In the article, author David Zax—who graduated from Yale in 2006 and who says that he is a typically well-to-do Ivy League alumnus—is careful to clarify that it is the “high-achieving” poor student that Yale desires. Like most elite universities, Yale has a very specific view of what that means: high GPAs in “demanding” high schools and extraordinary character-defining extra-curricular activities. By the time I applied to Yale, I had been groomed as a scholarship student in majority-affluent feeder schools to succeed in conditions that guaranteed healthy GPAs. My attentive teachers in small classes delivered a curriculum that emphasized critical thinking skills, leadership capacity, and participation in mainstream institutions. Athletics and creative activities, studying in well-resourced libraries, and sessions with a seasoned well-connected college counselor were all required of me. Unsurprisingly, these nurturing environments allowed me to gain the credentials elite universities require. By society and the job market, I continue to be seen as a “high-achiever” in essence because I was never set up to fail.Back when I was playing the college admissions game (a time getting surprisingly close to twenty years ago, so who knows how relevant that is these days) I remember being rather mystified by what it took to get into the really "good" schools. Having been homeschooled, and coming from a very economically average family and neighborhood, I had SAT scores in the 99% percentile, but no real extra curriculars to brag about other than some desultory fencing lessons at a nearby public park by way of sports and my pending Eagle Scout ranks with the boy scouts. (A procrastinator then as now, I finished all my paperwork and submitted it a couple weeks before my 18th birthday, which is the final deadline, which meant that the award itself came too late to be claimed on college admissions.)
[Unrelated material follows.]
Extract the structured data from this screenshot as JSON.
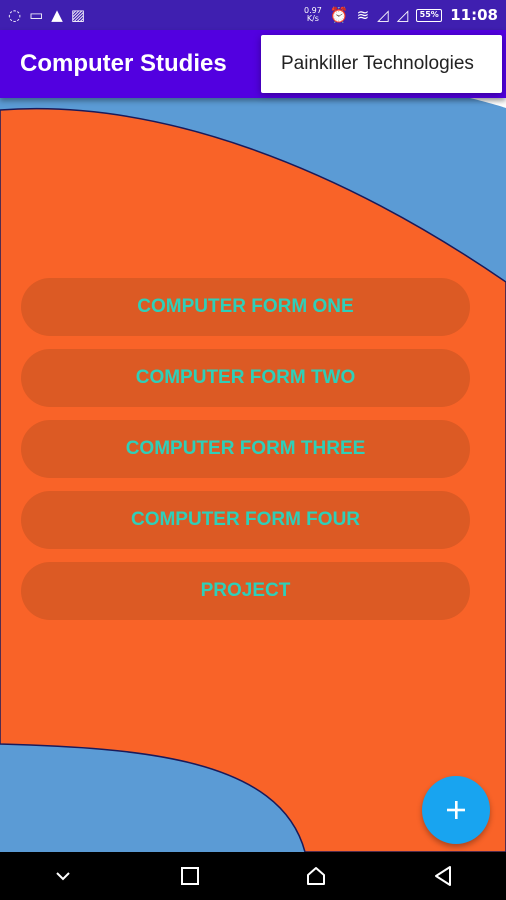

While throughout my school life (parochial and then homeschooled) simply getting high test scores was enough to stand out, it quickly became clear that when applying to nationally recognized colleges, scores were not everything. And yet, even those scores in part came as the result of a certain kind of privilege. A perfect verbal score on the SAT came easily to me in that it mostly just required a really wide vocabulary and good reading comprehension, by my family was awash in books, book talk, and literacy.
Of course, all this would matter less in terms of perceived in equality if the elite universities were seen primarily as the territory of society's aristocrats, rather than being the residence of the "best and the brightest". In a sense, it's the meritocratic element of our aristocracy that makes certain elements of American inequality rankle more. To a great extent, top schools are gated by expectations that primarily the children of those already very well off can meet. Yet because these criteria, while based in part on privilege, are also based on a great deal of hard work and ability, it becomes much more convincing to see those who make it through elite institutions as being truly the best of society in terms of ability.